Dataset items
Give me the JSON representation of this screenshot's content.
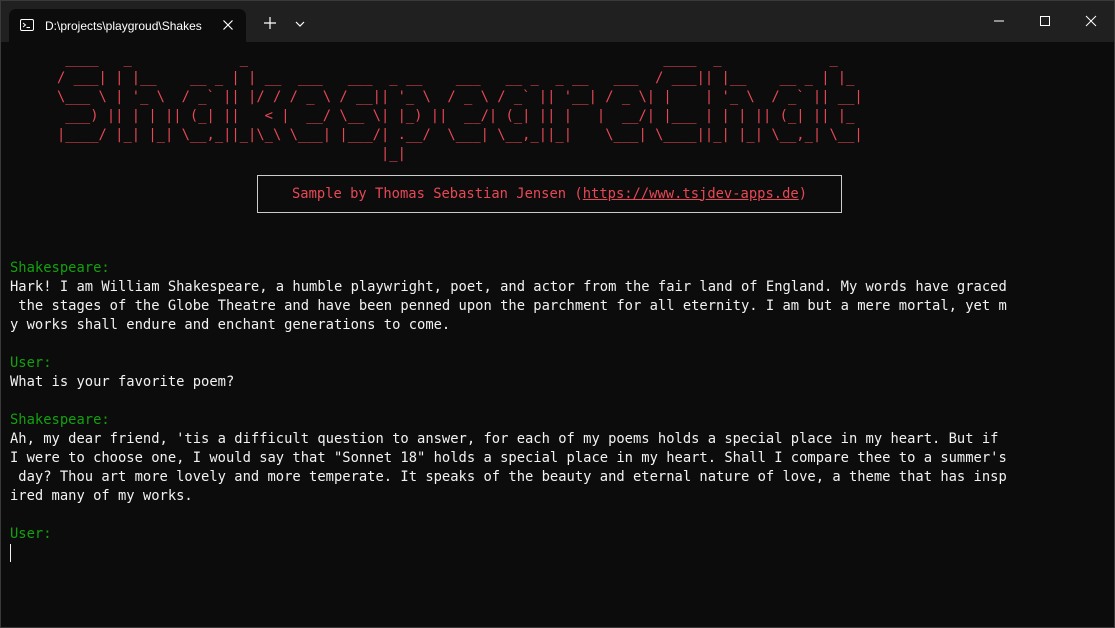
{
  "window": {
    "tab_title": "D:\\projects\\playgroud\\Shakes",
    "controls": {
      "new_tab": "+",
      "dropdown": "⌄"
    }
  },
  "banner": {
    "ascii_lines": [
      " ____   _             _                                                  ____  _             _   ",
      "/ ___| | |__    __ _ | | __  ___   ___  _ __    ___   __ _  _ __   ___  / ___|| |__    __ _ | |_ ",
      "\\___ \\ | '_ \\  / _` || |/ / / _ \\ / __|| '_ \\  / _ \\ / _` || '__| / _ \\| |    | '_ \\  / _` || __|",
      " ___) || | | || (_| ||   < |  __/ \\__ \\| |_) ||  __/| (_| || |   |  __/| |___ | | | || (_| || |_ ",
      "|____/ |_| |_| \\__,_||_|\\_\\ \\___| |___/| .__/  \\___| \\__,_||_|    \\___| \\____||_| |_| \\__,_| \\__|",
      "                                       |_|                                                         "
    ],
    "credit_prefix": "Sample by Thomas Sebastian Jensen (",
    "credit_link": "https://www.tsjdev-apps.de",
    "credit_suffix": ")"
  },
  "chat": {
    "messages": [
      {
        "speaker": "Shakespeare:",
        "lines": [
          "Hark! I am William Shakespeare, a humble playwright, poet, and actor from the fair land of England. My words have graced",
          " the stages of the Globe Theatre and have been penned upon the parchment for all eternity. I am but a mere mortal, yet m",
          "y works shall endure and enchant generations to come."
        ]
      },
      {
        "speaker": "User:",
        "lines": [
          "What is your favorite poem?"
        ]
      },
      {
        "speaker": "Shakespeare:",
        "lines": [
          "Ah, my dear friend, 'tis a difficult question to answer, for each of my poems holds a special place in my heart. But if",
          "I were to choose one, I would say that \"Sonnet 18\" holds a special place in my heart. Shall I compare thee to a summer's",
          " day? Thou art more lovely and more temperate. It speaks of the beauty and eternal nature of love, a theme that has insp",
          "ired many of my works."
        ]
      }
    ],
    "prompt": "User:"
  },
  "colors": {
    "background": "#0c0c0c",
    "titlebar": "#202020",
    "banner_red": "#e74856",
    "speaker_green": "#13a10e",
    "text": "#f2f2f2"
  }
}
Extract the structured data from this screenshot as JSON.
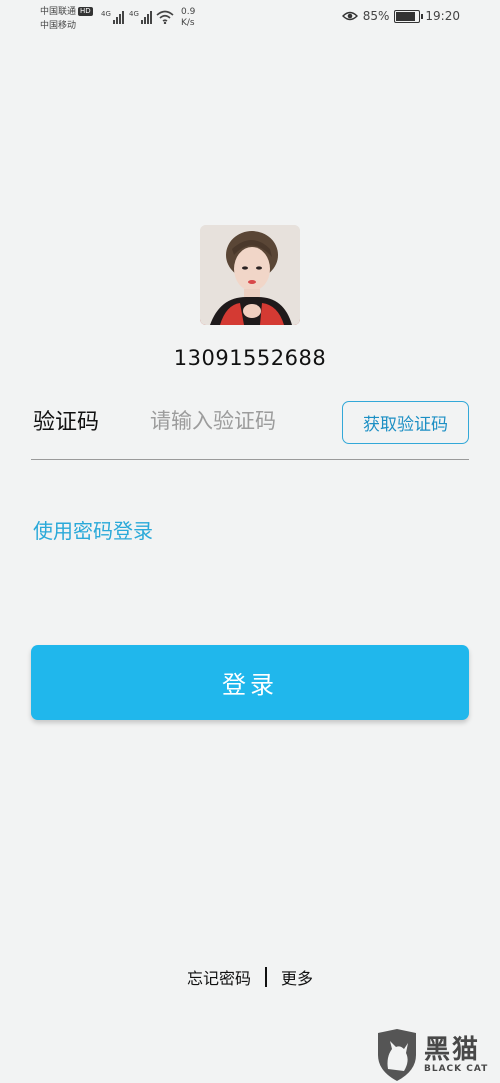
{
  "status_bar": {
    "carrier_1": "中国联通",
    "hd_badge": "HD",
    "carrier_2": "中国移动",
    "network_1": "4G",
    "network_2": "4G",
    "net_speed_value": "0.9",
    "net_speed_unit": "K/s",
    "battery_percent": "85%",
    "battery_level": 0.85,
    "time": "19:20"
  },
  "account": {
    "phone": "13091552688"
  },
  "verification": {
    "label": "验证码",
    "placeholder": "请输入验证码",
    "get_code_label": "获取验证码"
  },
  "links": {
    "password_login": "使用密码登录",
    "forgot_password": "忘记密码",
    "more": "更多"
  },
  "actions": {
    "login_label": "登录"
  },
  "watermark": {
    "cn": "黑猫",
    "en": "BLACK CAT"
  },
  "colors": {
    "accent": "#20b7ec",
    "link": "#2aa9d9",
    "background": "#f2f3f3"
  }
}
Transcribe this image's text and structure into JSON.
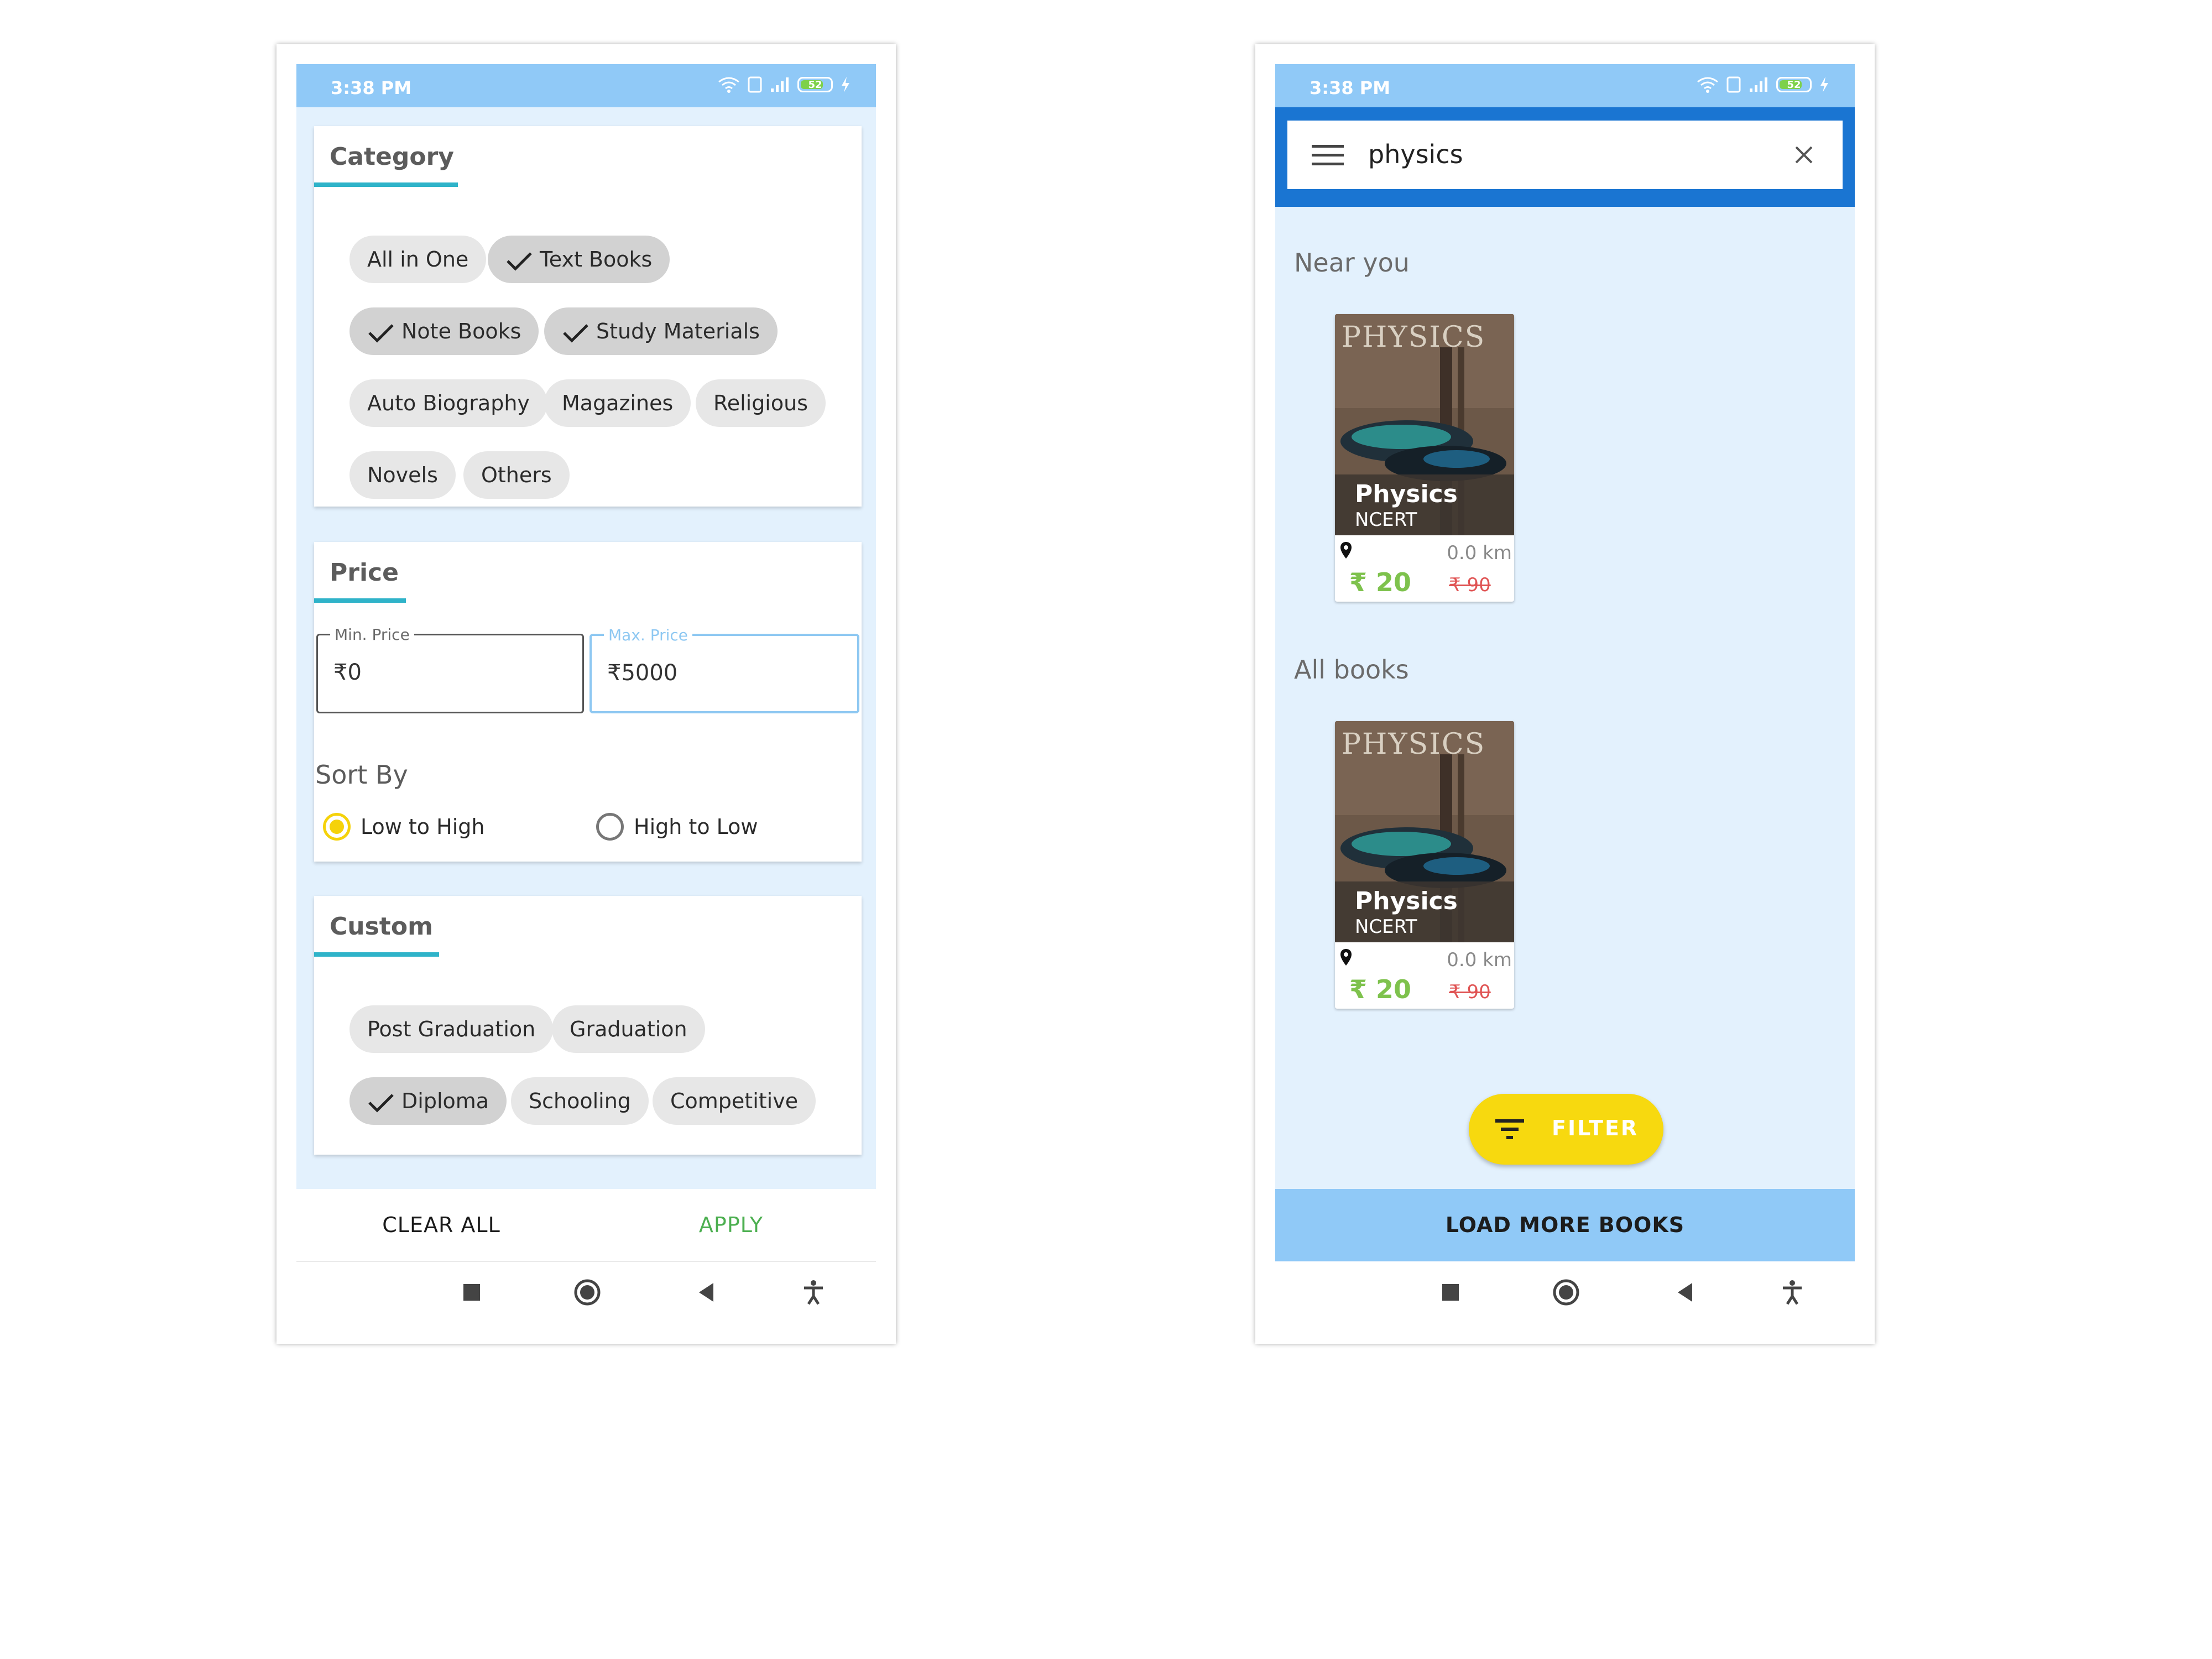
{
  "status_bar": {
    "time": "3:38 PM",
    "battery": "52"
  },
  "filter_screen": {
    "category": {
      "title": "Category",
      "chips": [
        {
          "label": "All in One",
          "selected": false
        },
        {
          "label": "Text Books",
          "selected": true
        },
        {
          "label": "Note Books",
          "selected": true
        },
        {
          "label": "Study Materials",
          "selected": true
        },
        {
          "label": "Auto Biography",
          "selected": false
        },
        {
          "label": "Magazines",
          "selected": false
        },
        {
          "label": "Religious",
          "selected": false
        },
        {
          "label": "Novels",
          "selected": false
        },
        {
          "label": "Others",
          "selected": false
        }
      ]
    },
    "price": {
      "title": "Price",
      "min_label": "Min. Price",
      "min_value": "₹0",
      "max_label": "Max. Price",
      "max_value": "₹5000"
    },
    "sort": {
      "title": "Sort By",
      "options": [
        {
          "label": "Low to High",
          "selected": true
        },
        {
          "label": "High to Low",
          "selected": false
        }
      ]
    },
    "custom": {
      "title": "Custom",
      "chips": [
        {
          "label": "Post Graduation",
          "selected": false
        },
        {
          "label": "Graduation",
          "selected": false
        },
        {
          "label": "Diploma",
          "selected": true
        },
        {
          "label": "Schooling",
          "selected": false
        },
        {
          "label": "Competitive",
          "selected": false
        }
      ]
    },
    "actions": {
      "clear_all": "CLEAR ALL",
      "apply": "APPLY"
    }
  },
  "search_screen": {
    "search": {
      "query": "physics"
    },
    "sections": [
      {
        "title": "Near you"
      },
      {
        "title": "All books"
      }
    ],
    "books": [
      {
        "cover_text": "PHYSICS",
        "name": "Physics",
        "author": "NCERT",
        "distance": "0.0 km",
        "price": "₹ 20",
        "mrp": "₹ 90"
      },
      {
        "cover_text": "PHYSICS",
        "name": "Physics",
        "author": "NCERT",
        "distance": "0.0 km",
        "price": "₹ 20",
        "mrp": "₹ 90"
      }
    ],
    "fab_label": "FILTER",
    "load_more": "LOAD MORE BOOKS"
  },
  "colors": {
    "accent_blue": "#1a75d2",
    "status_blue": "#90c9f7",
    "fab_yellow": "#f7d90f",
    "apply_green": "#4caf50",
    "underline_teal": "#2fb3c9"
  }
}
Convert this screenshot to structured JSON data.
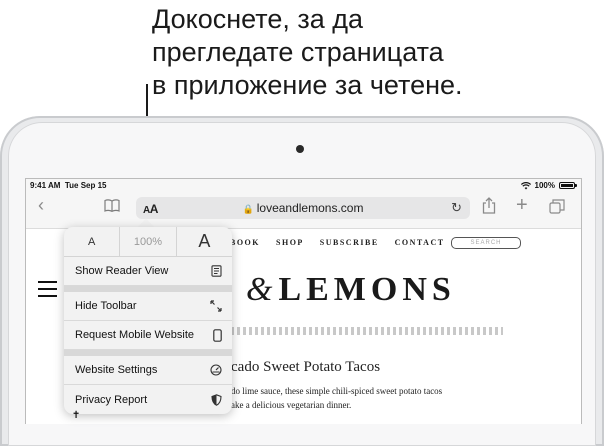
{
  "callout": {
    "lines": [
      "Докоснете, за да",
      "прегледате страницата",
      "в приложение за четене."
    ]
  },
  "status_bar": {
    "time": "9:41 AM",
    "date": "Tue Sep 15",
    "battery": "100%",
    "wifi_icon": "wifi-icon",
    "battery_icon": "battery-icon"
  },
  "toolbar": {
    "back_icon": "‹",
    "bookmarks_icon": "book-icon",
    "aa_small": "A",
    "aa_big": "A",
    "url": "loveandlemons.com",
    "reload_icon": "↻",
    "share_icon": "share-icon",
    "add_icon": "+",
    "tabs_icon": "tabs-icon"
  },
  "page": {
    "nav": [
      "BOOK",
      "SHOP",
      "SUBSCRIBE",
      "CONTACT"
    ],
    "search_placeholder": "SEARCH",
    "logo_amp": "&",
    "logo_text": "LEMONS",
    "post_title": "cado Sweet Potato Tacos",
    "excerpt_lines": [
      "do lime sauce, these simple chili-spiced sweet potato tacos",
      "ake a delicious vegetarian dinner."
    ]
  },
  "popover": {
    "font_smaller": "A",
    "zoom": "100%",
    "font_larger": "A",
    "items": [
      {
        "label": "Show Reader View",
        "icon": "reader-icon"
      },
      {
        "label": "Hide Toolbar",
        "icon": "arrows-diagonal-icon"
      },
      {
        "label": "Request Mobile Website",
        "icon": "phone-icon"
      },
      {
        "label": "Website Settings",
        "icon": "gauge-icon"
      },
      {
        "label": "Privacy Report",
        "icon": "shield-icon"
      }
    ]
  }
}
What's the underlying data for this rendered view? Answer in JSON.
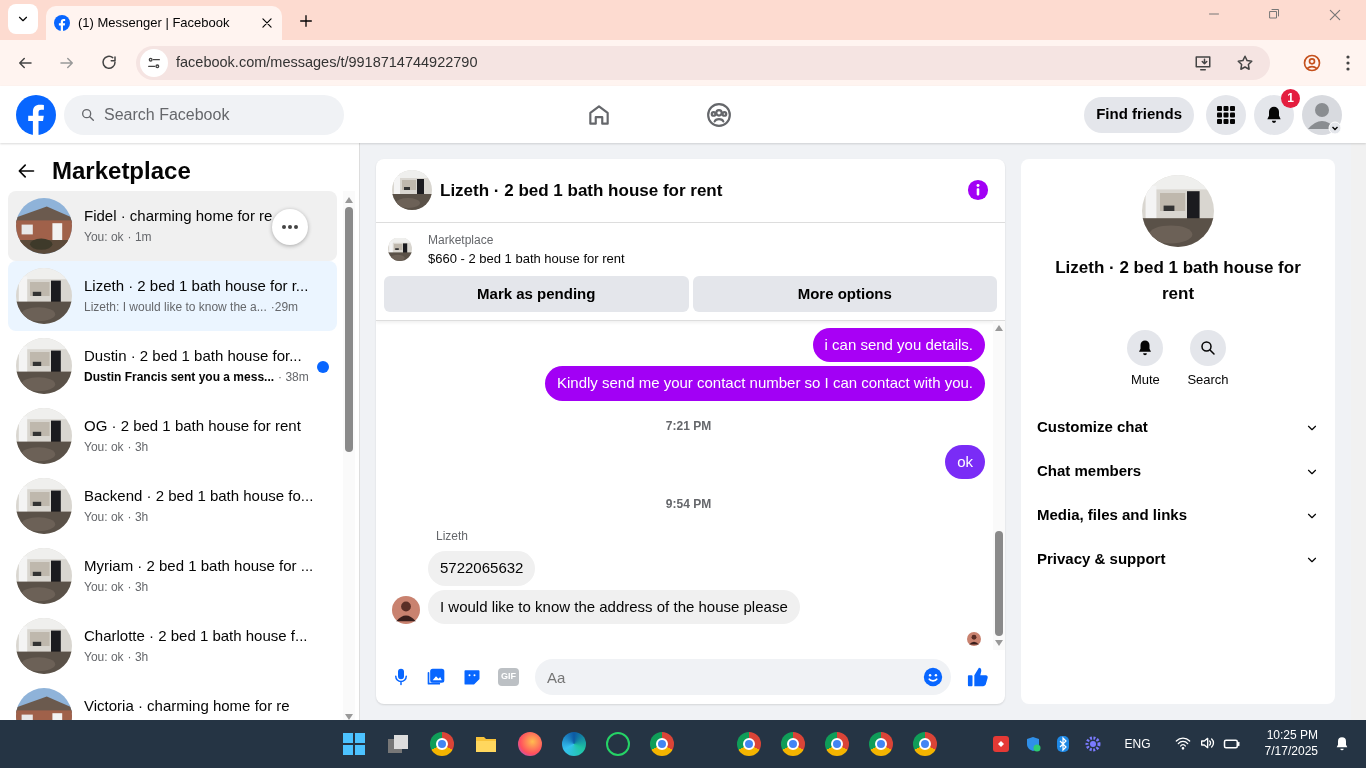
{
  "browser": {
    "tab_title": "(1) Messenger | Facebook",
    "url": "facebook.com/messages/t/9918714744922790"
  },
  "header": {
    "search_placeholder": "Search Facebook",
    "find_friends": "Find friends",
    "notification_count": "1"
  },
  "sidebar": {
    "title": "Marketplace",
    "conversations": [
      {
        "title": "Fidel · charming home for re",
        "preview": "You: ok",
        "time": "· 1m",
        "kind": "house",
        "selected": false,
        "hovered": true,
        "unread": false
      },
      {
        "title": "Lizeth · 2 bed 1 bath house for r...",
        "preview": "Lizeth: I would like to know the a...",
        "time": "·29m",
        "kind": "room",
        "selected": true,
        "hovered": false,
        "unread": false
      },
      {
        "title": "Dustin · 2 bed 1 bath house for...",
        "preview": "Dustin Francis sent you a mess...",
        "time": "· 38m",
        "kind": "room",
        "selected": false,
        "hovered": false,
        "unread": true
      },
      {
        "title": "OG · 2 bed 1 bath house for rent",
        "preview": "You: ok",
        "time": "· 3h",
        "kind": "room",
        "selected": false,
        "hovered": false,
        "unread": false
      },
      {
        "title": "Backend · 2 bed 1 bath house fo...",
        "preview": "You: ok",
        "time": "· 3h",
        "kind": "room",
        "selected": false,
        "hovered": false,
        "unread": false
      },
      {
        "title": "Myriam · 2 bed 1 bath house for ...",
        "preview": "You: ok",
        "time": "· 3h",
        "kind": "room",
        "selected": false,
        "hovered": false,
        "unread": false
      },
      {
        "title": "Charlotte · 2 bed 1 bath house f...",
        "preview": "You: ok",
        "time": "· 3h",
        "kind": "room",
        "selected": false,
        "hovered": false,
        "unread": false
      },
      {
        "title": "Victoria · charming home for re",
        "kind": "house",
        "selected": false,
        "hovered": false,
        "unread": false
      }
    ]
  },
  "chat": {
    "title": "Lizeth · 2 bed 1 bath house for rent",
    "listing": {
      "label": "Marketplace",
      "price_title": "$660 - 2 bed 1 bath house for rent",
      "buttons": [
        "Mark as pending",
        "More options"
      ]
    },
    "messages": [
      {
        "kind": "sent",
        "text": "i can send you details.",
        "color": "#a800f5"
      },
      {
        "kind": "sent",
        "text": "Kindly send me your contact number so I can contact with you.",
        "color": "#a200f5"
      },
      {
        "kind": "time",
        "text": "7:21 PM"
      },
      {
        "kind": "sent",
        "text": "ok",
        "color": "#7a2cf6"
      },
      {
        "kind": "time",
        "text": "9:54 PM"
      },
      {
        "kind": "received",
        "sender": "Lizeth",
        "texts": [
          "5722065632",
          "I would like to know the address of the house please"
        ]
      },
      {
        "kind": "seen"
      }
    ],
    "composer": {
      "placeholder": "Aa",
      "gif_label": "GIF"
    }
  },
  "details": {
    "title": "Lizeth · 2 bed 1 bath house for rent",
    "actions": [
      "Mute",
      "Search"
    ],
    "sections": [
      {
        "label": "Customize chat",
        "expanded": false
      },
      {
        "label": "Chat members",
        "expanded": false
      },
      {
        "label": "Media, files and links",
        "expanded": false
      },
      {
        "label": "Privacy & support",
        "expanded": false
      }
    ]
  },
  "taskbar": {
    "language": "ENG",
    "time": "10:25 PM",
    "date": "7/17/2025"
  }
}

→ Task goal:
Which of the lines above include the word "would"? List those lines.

→ Response:
          "I were to choose one, I would say that \"Sonnet 18\" holds a special place in my heart. Shall I compare thee to a summer's",
        "preview": "Lizeth: I would like to know the a...",
          "I would like to know the address of the house please"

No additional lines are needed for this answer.